=== SOURCE INFORMATION ===
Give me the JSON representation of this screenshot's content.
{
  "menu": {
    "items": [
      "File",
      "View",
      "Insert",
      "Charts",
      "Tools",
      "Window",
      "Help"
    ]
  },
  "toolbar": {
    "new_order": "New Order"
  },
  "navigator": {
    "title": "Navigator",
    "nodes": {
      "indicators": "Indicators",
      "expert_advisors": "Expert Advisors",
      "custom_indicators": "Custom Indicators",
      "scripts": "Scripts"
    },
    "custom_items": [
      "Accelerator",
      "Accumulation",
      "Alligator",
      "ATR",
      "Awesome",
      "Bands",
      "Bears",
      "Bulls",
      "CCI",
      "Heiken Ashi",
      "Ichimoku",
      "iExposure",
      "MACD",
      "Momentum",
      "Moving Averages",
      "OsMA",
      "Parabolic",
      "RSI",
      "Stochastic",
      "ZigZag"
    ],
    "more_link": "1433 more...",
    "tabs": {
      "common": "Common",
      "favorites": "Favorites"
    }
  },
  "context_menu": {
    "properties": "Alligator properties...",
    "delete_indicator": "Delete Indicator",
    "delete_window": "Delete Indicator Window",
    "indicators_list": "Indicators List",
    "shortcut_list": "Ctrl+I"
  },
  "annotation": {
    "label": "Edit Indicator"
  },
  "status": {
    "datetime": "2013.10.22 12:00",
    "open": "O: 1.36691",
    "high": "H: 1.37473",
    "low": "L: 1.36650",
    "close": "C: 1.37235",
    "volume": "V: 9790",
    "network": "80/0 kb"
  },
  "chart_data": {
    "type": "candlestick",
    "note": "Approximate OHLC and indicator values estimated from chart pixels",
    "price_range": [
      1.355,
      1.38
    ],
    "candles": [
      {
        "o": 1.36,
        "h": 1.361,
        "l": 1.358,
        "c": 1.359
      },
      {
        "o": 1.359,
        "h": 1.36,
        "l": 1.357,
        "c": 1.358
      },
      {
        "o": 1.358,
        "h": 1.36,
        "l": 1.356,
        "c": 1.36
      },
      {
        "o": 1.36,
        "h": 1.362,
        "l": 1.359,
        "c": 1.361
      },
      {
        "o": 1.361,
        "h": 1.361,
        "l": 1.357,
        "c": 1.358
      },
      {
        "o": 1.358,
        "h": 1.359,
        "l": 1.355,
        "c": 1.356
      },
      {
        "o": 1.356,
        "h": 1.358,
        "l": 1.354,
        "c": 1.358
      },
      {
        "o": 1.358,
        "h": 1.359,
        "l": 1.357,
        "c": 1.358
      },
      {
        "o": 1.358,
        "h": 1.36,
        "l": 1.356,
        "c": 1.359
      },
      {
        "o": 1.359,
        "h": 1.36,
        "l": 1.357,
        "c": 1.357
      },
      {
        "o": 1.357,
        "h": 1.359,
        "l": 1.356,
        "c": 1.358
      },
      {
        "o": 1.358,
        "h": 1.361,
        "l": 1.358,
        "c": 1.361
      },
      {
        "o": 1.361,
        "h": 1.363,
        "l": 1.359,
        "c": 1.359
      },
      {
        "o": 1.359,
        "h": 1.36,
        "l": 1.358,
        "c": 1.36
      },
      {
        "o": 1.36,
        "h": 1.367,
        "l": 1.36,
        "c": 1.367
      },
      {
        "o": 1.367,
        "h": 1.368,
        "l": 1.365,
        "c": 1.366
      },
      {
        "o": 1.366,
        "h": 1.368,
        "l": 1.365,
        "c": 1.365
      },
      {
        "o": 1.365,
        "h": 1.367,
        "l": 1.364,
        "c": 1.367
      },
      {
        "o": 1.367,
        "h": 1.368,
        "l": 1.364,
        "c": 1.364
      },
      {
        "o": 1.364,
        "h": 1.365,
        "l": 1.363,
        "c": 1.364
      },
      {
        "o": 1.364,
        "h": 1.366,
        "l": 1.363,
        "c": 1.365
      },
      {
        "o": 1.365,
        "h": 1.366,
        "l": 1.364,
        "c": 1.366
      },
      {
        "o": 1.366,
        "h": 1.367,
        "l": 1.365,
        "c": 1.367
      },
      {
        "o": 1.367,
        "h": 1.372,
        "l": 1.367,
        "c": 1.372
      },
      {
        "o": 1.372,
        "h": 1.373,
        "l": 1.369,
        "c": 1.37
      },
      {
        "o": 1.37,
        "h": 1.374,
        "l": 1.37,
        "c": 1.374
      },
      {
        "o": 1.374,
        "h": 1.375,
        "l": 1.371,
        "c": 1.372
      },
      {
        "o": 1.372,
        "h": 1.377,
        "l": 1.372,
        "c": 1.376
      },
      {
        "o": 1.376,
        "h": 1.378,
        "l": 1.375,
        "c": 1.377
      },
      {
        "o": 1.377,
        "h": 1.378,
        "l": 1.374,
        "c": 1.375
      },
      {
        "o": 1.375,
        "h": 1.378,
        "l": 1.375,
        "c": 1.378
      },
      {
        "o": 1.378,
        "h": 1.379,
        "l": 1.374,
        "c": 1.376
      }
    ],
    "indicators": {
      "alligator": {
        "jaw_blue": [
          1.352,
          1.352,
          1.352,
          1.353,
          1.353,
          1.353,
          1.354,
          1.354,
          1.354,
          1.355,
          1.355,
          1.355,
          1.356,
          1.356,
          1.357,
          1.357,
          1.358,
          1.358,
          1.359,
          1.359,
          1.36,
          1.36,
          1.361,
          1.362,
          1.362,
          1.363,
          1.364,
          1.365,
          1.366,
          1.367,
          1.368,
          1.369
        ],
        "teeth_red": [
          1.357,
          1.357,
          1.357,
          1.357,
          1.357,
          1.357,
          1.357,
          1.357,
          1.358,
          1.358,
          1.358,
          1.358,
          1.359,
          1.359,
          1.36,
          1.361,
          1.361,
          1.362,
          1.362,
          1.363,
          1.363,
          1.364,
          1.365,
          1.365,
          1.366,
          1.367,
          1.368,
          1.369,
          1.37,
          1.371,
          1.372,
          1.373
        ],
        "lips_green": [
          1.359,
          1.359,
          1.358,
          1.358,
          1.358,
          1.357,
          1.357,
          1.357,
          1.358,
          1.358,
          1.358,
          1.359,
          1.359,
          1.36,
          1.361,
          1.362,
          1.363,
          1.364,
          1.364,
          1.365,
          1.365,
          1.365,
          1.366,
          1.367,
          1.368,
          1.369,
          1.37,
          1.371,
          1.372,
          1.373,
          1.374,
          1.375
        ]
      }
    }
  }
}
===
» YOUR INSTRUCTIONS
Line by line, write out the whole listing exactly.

» COMPLETED TASK
Give me the JSON representation of this screenshot's content.
{
  "menu": {
    "items": [
      "File",
      "View",
      "Insert",
      "Charts",
      "Tools",
      "Window",
      "Help"
    ]
  },
  "toolbar": {
    "new_order": "New Order"
  },
  "navigator": {
    "title": "Navigator",
    "nodes": {
      "indicators": "Indicators",
      "expert_advisors": "Expert Advisors",
      "custom_indicators": "Custom Indicators",
      "scripts": "Scripts"
    },
    "custom_items": [
      "Accelerator",
      "Accumulation",
      "Alligator",
      "ATR",
      "Awesome",
      "Bands",
      "Bears",
      "Bulls",
      "CCI",
      "Heiken Ashi",
      "Ichimoku",
      "iExposure",
      "MACD",
      "Momentum",
      "Moving Averages",
      "OsMA",
      "Parabolic",
      "RSI",
      "Stochastic",
      "ZigZag"
    ],
    "more_link": "1433 more...",
    "tabs": {
      "common": "Common",
      "favorites": "Favorites"
    }
  },
  "context_menu": {
    "properties": "Alligator properties...",
    "delete_indicator": "Delete Indicator",
    "delete_window": "Delete Indicator Window",
    "indicators_list": "Indicators List",
    "shortcut_list": "Ctrl+I"
  },
  "annotation": {
    "label": "Edit Indicator"
  },
  "status": {
    "datetime": "2013.10.22 12:00",
    "open": "O: 1.36691",
    "high": "H: 1.37473",
    "low": "L: 1.36650",
    "close": "C: 1.37235",
    "volume": "V: 9790",
    "network": "80/0 kb"
  },
  "chart_data": {
    "type": "candlestick",
    "note": "Approximate OHLC and indicator values estimated from chart pixels",
    "price_range": [
      1.355,
      1.38
    ],
    "candles": [
      {
        "o": 1.36,
        "h": 1.361,
        "l": 1.358,
        "c": 1.359
      },
      {
        "o": 1.359,
        "h": 1.36,
        "l": 1.357,
        "c": 1.358
      },
      {
        "o": 1.358,
        "h": 1.36,
        "l": 1.356,
        "c": 1.36
      },
      {
        "o": 1.36,
        "h": 1.362,
        "l": 1.359,
        "c": 1.361
      },
      {
        "o": 1.361,
        "h": 1.361,
        "l": 1.357,
        "c": 1.358
      },
      {
        "o": 1.358,
        "h": 1.359,
        "l": 1.355,
        "c": 1.356
      },
      {
        "o": 1.356,
        "h": 1.358,
        "l": 1.354,
        "c": 1.358
      },
      {
        "o": 1.358,
        "h": 1.359,
        "l": 1.357,
        "c": 1.358
      },
      {
        "o": 1.358,
        "h": 1.36,
        "l": 1.356,
        "c": 1.359
      },
      {
        "o": 1.359,
        "h": 1.36,
        "l": 1.357,
        "c": 1.357
      },
      {
        "o": 1.357,
        "h": 1.359,
        "l": 1.356,
        "c": 1.358
      },
      {
        "o": 1.358,
        "h": 1.361,
        "l": 1.358,
        "c": 1.361
      },
      {
        "o": 1.361,
        "h": 1.363,
        "l": 1.359,
        "c": 1.359
      },
      {
        "o": 1.359,
        "h": 1.36,
        "l": 1.358,
        "c": 1.36
      },
      {
        "o": 1.36,
        "h": 1.367,
        "l": 1.36,
        "c": 1.367
      },
      {
        "o": 1.367,
        "h": 1.368,
        "l": 1.365,
        "c": 1.366
      },
      {
        "o": 1.366,
        "h": 1.368,
        "l": 1.365,
        "c": 1.365
      },
      {
        "o": 1.365,
        "h": 1.367,
        "l": 1.364,
        "c": 1.367
      },
      {
        "o": 1.367,
        "h": 1.368,
        "l": 1.364,
        "c": 1.364
      },
      {
        "o": 1.364,
        "h": 1.365,
        "l": 1.363,
        "c": 1.364
      },
      {
        "o": 1.364,
        "h": 1.366,
        "l": 1.363,
        "c": 1.365
      },
      {
        "o": 1.365,
        "h": 1.366,
        "l": 1.364,
        "c": 1.366
      },
      {
        "o": 1.366,
        "h": 1.367,
        "l": 1.365,
        "c": 1.367
      },
      {
        "o": 1.367,
        "h": 1.372,
        "l": 1.367,
        "c": 1.372
      },
      {
        "o": 1.372,
        "h": 1.373,
        "l": 1.369,
        "c": 1.37
      },
      {
        "o": 1.37,
        "h": 1.374,
        "l": 1.37,
        "c": 1.374
      },
      {
        "o": 1.374,
        "h": 1.375,
        "l": 1.371,
        "c": 1.372
      },
      {
        "o": 1.372,
        "h": 1.377,
        "l": 1.372,
        "c": 1.376
      },
      {
        "o": 1.376,
        "h": 1.378,
        "l": 1.375,
        "c": 1.377
      },
      {
        "o": 1.377,
        "h": 1.378,
        "l": 1.374,
        "c": 1.375
      },
      {
        "o": 1.375,
        "h": 1.378,
        "l": 1.375,
        "c": 1.378
      },
      {
        "o": 1.378,
        "h": 1.379,
        "l": 1.374,
        "c": 1.376
      }
    ],
    "indicators": {
      "alligator": {
        "jaw_blue": [
          1.352,
          1.352,
          1.352,
          1.353,
          1.353,
          1.353,
          1.354,
          1.354,
          1.354,
          1.355,
          1.355,
          1.355,
          1.356,
          1.356,
          1.357,
          1.357,
          1.358,
          1.358,
          1.359,
          1.359,
          1.36,
          1.36,
          1.361,
          1.362,
          1.362,
          1.363,
          1.364,
          1.365,
          1.366,
          1.367,
          1.368,
          1.369
        ],
        "teeth_red": [
          1.357,
          1.357,
          1.357,
          1.357,
          1.357,
          1.357,
          1.357,
          1.357,
          1.358,
          1.358,
          1.358,
          1.358,
          1.359,
          1.359,
          1.36,
          1.361,
          1.361,
          1.362,
          1.362,
          1.363,
          1.363,
          1.364,
          1.365,
          1.365,
          1.366,
          1.367,
          1.368,
          1.369,
          1.37,
          1.371,
          1.372,
          1.373
        ],
        "lips_green": [
          1.359,
          1.359,
          1.358,
          1.358,
          1.358,
          1.357,
          1.357,
          1.357,
          1.358,
          1.358,
          1.358,
          1.359,
          1.359,
          1.36,
          1.361,
          1.362,
          1.363,
          1.364,
          1.364,
          1.365,
          1.365,
          1.365,
          1.366,
          1.367,
          1.368,
          1.369,
          1.37,
          1.371,
          1.372,
          1.373,
          1.374,
          1.375
        ]
      }
    }
  }
}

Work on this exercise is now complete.